IPF: Oil, gas prices to remain high as industry stabilizes

Feb. 6, 2007
Oil prices should remain at the $50-55/bbl level over this year, interspersed with periods of tension, and thereafter rise on the back of strong demand, constrained supply, and refining tensions, reported IFP in its 2007 Panorama presented in Paris Feb. 2.

Doris Leblond
OGJ Correspondent

PARIS, Feb. 6 -- Oil prices should remain at the $50-55/bbl level over this year and possibly part of 2008, interspersed with periods of tension, and thereafter continue to rise on the back of strong demand, constrained supply, and continuing refining tensions, reported Institut Français du Pétrole (IFP) in its 2007 Panorama presented in Paris Feb. 2. The tentative economic outlook also indicated that gas markets would likely suffer from interenergy competition, driven by high prices.

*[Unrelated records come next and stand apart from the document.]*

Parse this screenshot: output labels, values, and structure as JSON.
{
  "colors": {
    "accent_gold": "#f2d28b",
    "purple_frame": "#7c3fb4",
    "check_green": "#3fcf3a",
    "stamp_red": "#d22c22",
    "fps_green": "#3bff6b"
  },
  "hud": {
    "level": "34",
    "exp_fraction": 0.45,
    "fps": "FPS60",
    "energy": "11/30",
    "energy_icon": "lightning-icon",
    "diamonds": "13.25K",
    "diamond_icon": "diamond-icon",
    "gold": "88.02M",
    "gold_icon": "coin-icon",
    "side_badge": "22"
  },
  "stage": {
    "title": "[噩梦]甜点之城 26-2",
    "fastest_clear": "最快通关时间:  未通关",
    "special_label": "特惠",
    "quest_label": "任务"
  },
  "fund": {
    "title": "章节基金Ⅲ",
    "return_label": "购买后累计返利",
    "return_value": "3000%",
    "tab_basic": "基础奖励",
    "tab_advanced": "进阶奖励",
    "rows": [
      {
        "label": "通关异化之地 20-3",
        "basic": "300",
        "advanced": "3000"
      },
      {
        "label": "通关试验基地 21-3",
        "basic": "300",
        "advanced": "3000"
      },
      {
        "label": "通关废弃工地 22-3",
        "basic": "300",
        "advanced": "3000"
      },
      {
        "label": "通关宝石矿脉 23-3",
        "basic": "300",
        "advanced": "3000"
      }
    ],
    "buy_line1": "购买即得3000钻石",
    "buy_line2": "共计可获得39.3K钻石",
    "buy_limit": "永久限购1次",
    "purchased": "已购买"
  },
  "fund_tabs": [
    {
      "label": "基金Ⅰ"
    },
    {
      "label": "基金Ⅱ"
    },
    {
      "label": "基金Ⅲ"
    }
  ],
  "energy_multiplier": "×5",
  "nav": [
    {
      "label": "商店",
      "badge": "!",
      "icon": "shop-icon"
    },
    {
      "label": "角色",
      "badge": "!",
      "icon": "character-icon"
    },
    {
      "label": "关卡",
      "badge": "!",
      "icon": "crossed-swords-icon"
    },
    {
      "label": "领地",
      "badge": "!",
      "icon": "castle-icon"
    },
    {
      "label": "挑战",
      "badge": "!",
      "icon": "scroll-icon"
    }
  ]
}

IFP Pres. Olivier Appert said 2006 might be viewed as a year of transition, correcting 2005 oil price excesses as oil demand slowed, the call on OPEC stabilized, and non-OPEC supply increased by nearly 1.4 million b/d—to 51 million b/d.

The oil market presented signs of short-term stabilization, with prices remaining under $60/bbl. However, beyond 2008, futures markets seem to indicate sustained price hikes, taking into account the forward price for West Texas Intermediate crude, noted Appert. While it plunged to a recent low, the 2012 forward price has "fallen by less than half the short-term prices" as the market players still perceive a future production squeeze, he said.

The current slowdown in world oil consumption conceals great regional disparities, supporting higher longer-term prices. Demand is down in all Organization for Economic Cooperation and Development (OECD) countries, but it is still strong in rapidly emerging countries, including China (up 6.2% to 410,000 b/d) and the Middle East (up 5.4% by 330,000 b/d).

Although 2006 confirmed the decline of mature areas like the North Sea and a decrease of OECD output for the fourth straight year, non-OPEC oil production increased significantly elsewhere, namely in the Commonwealth of Independent States, Latin America, and Africa.

Future OPEC output
Before Angola joined OPEC on Dec. 14, 2006, IFP had anticipated the call on OPEC decreasing in 2007-08 and had forecast non-OPEC supply growing by an average rate of 1.4 million b/d/year to the end of the decade. This forecast has been revised downwards to 700,000 b/d from 2009.

Production in many non-OPEC countries is nearing peak, Appert said, but OPEC's influence and its output, which would gain about 1 million b/d over the 2006 figure, will be singularly boosted by Angola's joining OPEC, possibly followed by Sudan and Ecuador, which are mulling such a move.

IFP estimates that OPEC's share of world oil production likely would jump to 44% in 2009 from 41% last year, while global oil demand increases by 4.8 million b/d. "Non-OPEC countries will not be able, alone, to provide the surplus needed in the medium-term," insisted Appert.

He also pointed to other factors likely to push up oil prices beyond 2009, including resource nationalism in a number of countries, growing domestic needs of oil exporting counties, and determination of countries such as Qatar to conserve resources for future generations.

Natural gas
Uncertainties also are besetting the gas industry, as higher prices and supply security in particular have impacted the development of competing energies—oil, coal, and nuclear power—to the detriment of natural gas, said Marie-Françoise Chabrelie, secretary general of Cedigaz.

She sees a "probably slower and more-jerky development" for natural gas in the future. Gas use should continue to rise steadily by an average 2.5%/year to 2010, pulled along by Latin America, Asia-Oceania, Africa, and the Middle East. The construction of additional gas production and transportation infrastructure to aid deliveries also will contribute to increased gas usage.

Escalation of gas use should then slow to 2.2%/year at best. Higher prices are boosting competition from other energies, especially coal, in the power industry in Europe, where several plants are being planned with at least partial carbon dioxide capture. These are due on stream after 2010.

Also emerging are production constraints: lack of exploration and production investment in Russia; difficulties with available gas volumes to supply liquefaction facilities in some countries such as Oman and Trinidad and Tobago; technical problems in Indonesia; and the political decisions of producing countries as in Bolivia or Russia that could jeopardize the future regional and world supply balance.

Chabrelie also perceives growing imbalances in international gas trade between producing areas with surplus supplies and OECD countries where production can no longer satisfy demand. In addition to the huge volumes transported from one area to another, transportation management will become increasingly complex, exacerbated by the proliferation of LNG routes. The share of LNG in total gas trade is due to rise sharply to 30% in 2015 from 22.3% in 2005 driven by flexibility, source diversification, and improved supply security.